Albert Raymond Wight


(June 11, 1925 - April 16, 2018)

Albert Raymond Wight was born June 11, 1925, in Gebo, Wyoming, to Anna and Alfred (Ray) Wight; he died peacefully on April 16, 2018, at Spirit Mountain Hospice in Cody, Wyoming.

Wight is survived by his loving wife Herli Pattinama Wight; three daughters: Candace Wight, Anna Brown, and Jennifer McLaughlin; one son Gregory; eight grandchildren: Jomo, Michelle, Albert, James, Rachele, Mabel,  Solomon, and Ellis; and nine great-grandchildren: Alexis, Eric, Parker, Roman, Jensen, Sage, Raiden, Ryu, and Goldwin. Wight was preceded in death by his eldest son, William.

Growing up on his father’s ranches in Basin and Kirby surrounded by friends and family, Wight learned the importance of hard work and civic responsibility. He joined the U.S. Army in 1943 and served in intelligence during WWII, the Cold War and the Korean War. During the Korean War, he conducted intelligence analysis and wrote the intelligence summaries for the Army Security Agency, first in Tokyo then in Korea where he was in charge of the Army Security Intelligence with 90 people under his charge. He served also as adviser to the South Korean Chief of Naval Intelligence for his joint Army/ Navy special intelligence unit.

After serving honorably through WWII, Wight left the Army in 1952 and continued his formal education. True to the Renaissance man that he was, Albert obtained a Master’s of Fine Arts degree in Sculpture and a Ph.D. in Organizational/ Industrial Psychology from the University of Utah. His love for sculpting and the art world, in general, remained a passion throughout his life. However, it was his Ph.D. in Psychology that would frame his professional career in organization and institutional development.

During his long career, Wight served as university instructor, training consultant for numerous major corporations and institutions, as well as financial consultant and planner for many foreign countries through private consultation. He also had a distinguished tenure with the Harvard Institute and the World Bank, and later, became a project manager for legal system reform in foreign countries.

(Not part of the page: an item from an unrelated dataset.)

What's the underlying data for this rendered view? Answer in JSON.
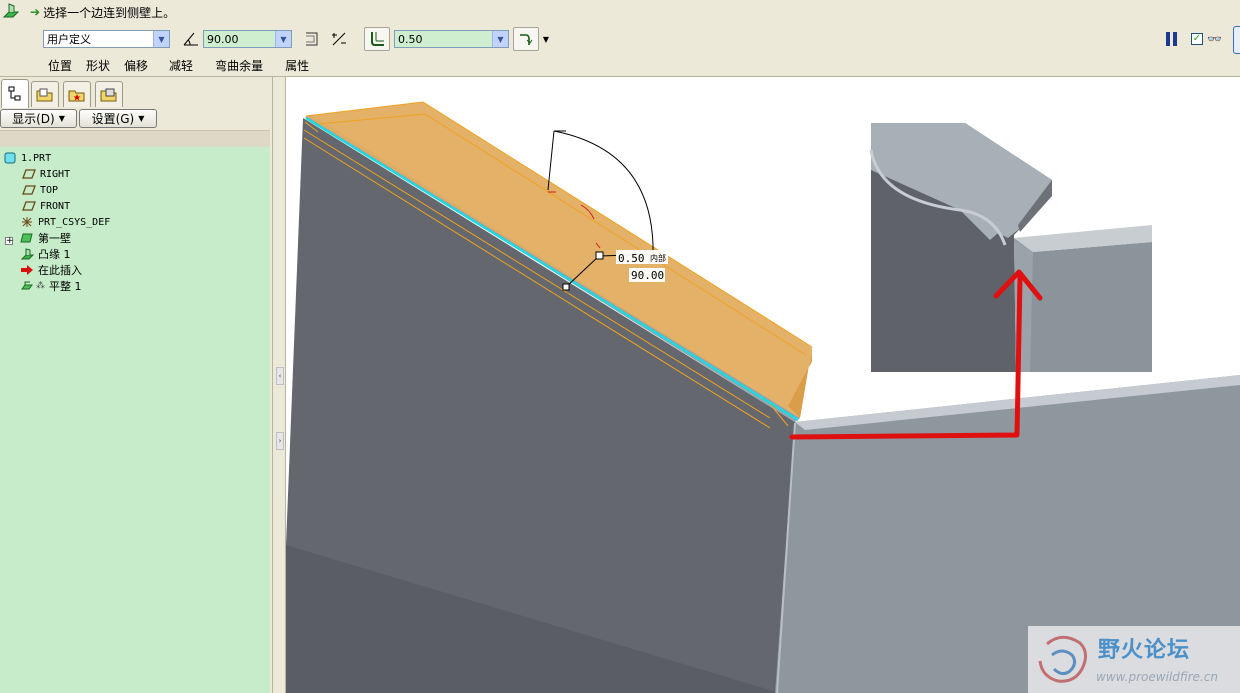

As an educator, Albert’s accomplishments were numerous and varied. He taught others how to live and work in Native American communities, he developed training manuals for the Peace Corps, he advocated for rehabilitation of delinquent boys in Wyoming, and he helped to develop priority education goals for the Teachers Corps in seven Rocky Mountain states.

Once “retired,” Albert went on to publish several children’s books including: “The Wight Way to Read,” “Do Mice Eat Rice,” and “What Do You Do With This Book.”

Finally, in 1974 Wight co-founded the Society for Intercultural Education, Training, and Research, (SIETAR) an international NGO created to address cross-cultural training. He remained a lifetime honorary board member of SIETAR and was elected as a charter fellow of the Intranational Academy for Intercultural Research.

Albert Wight’s life was a model of engagement and contribution. He never stopped reading, writing, including articulate letters to the editor of local newspapers, and he always enjoyed a stimulating conversation. He wasn’t afraid to challenge deeply held viewpoints because he firmly believed that his experience gave him insight that others might lack.

Always the educator and humanitarian, Albert Wight influenced, mentored, and trained people throughout the world. His memory will persist in his family and in all those whose lives he impacted. His is a legacy that goes wide and deep.

Funeral and burial services with military honors will take place at 11 a.m. Monday, April 30, at the Mount View Cemetery in Basin, Wyoming.